These labels offered lovers of grapefruit and oranges who were stuck in colder climes tantalizing glimpses of a dreamy land filled with Spanish Moss and graceful long-legged birds. Words like “golden” and “sunshine” sealed the deal.
(The reality of citrus picking, then and now, is one of hard labor, usually performed by underpaid, unskilled migrants.)
The State Library of Florida’s Florida Crate Label Collection has amassed more than 600 examples from the 1920s through the 1950s, many of which have been digitized and added to a searchable database.
While the majority of the labels peddle the sunshine state mythos, others pay homage to growers’ family members and pets.
Others like Killarney Luck, Umpire, Sherlock’s Delight, and Watson’s Dream built brand identity by playing on the grove’s name or location, though one does wonder about the models for the deliciously dour Kiss-Me label. Siblings, perhaps? Maybe the Kissimmee Citrus Growers Association disapproved of the PDA their name seems so ripe for.
Native Americans' prominent representation likely owed as much to the public’s fascination with Westerns as to the state’s tribal heritage, evident in the names of so many locations, like Umatilla and Immokalee, where citrus crops took root.
The vibrantly illustrated crate labels were put on hold during World War II, when the bulk of the citrus crop was earmarked for the military.
By the mid-50s, cardboard boxes on which company names and logos could be printed directly had become the industry standard, relegating crate labels to antique stores, swap meets, and flea markets.
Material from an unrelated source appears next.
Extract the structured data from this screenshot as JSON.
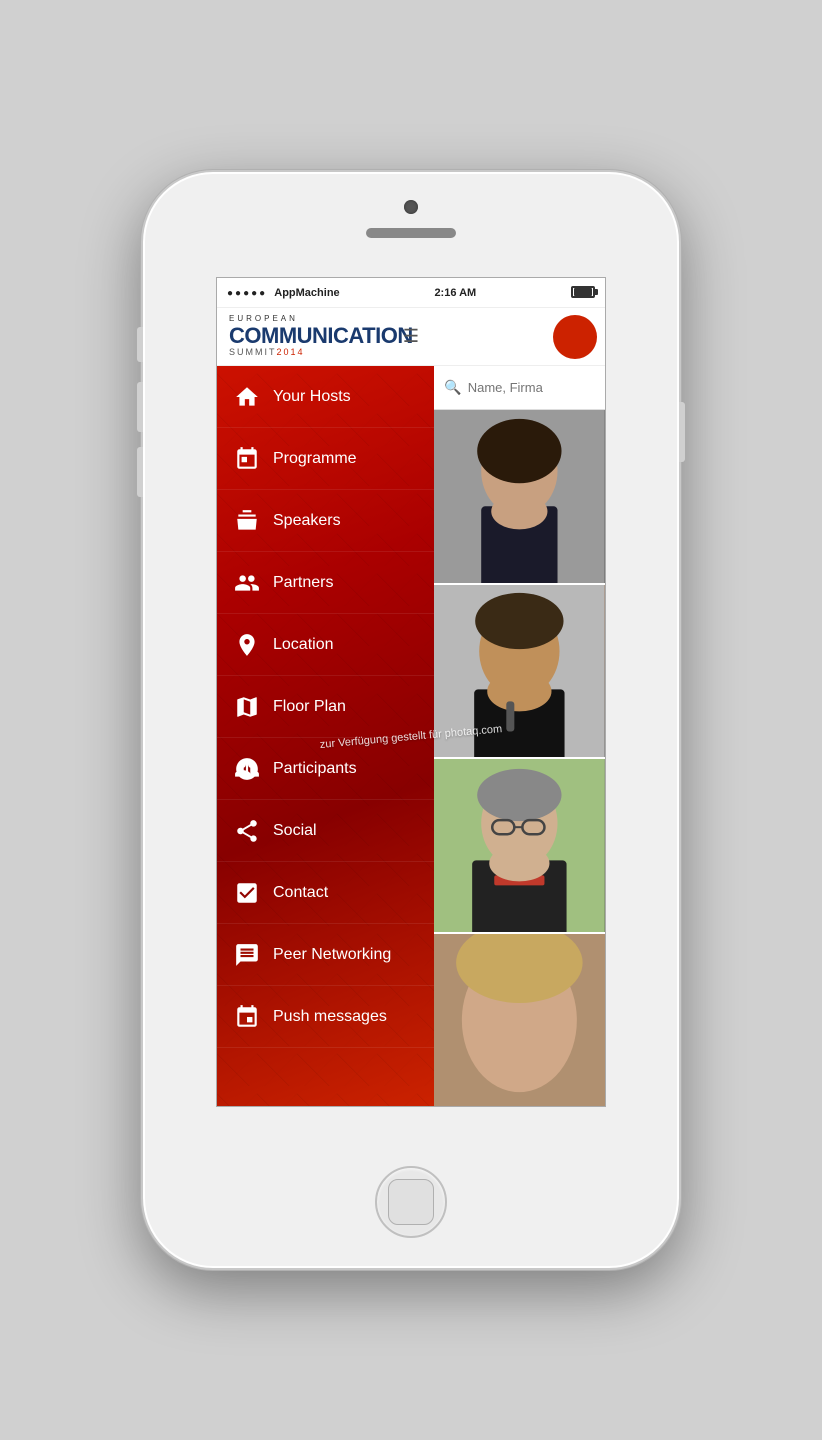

Ayun Halliday is an author, illustrator, theater maker and Chief Primatologist of the East Village Inky zine. Join her in NYC on Monday, November 4 when her monthly book-based variety show, Necromancers of the Public Domain celebrates Louise Jordan Miln’s “Wooings and Weddings in Many Climes (1900). Follow her @AyunHalliday.